Work task: In the data below, find every line with the word "цели" and copy it.

- Opening Delimiter -

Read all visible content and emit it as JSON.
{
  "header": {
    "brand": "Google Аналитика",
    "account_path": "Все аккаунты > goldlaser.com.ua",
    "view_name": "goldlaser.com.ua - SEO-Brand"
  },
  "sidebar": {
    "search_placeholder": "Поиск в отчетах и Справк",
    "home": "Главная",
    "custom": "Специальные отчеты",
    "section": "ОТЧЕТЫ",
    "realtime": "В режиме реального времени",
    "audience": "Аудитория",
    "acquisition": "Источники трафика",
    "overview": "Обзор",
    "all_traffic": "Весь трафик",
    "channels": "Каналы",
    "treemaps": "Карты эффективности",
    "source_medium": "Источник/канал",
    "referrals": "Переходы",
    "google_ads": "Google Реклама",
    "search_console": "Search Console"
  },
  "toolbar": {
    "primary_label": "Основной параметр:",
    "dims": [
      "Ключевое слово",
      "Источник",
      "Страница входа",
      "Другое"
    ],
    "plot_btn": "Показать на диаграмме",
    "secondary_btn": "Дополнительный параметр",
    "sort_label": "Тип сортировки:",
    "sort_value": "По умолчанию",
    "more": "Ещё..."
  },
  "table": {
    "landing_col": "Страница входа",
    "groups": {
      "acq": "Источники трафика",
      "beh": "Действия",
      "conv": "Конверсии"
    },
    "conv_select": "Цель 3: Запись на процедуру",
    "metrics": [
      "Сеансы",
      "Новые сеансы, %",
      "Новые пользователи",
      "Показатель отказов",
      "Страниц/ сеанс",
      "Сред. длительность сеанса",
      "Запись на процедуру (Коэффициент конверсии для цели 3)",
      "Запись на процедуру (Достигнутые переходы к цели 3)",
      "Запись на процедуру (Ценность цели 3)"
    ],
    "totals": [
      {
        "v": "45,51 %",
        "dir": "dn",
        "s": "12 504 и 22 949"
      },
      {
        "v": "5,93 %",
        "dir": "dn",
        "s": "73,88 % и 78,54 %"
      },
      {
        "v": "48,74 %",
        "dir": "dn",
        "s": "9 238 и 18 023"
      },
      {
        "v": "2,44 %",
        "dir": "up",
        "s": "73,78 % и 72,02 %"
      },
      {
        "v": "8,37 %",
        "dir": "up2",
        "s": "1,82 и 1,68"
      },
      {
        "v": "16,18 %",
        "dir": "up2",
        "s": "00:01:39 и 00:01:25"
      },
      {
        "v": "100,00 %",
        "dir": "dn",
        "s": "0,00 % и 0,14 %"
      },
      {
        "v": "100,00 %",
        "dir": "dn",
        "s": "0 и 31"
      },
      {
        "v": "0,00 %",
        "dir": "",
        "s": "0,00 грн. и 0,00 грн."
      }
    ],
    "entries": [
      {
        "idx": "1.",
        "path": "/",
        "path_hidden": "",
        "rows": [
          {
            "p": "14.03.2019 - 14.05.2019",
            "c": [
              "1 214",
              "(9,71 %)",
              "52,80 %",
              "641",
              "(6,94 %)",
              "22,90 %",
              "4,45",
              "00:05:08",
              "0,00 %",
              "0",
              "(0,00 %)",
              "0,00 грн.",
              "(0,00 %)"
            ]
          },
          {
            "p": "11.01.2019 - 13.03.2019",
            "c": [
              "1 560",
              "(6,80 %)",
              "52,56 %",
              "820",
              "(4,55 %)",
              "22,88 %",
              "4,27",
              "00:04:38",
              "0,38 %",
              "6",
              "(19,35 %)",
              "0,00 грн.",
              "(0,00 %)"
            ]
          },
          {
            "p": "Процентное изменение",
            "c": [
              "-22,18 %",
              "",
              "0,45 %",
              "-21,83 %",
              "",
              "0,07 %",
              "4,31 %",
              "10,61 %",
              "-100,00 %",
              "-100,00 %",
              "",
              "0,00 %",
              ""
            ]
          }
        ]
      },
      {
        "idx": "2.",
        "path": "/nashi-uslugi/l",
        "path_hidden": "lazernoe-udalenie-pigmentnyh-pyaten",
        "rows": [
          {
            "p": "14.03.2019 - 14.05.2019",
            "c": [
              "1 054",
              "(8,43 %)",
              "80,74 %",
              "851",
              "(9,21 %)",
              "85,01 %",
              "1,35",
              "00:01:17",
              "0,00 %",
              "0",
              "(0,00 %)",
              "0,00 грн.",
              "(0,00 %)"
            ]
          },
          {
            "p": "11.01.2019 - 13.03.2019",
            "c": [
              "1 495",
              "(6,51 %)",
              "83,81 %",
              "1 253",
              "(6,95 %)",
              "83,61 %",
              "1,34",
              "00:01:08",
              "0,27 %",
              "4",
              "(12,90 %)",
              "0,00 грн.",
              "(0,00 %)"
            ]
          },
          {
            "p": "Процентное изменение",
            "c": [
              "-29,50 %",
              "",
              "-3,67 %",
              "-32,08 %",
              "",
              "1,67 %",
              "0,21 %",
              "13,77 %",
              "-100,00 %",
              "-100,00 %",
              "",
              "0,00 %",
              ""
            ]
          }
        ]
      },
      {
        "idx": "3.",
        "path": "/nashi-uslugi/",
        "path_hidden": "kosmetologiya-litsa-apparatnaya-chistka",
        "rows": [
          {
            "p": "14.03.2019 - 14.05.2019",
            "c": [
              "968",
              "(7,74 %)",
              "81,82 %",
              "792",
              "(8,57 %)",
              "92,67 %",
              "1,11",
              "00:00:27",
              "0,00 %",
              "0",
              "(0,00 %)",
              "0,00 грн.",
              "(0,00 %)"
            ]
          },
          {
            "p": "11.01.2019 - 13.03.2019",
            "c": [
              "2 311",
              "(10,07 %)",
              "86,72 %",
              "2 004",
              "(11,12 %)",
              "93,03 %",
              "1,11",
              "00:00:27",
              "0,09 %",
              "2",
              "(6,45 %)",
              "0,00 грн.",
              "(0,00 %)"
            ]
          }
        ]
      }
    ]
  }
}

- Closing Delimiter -

Result of this task:
      "Запись на процедуру (Коэффициент конверсии для цели 3)",
      "Запись на процедуру (Достигнутые переходы к цели 3)",
      "Запись на процедуру (Ценность цели 3)"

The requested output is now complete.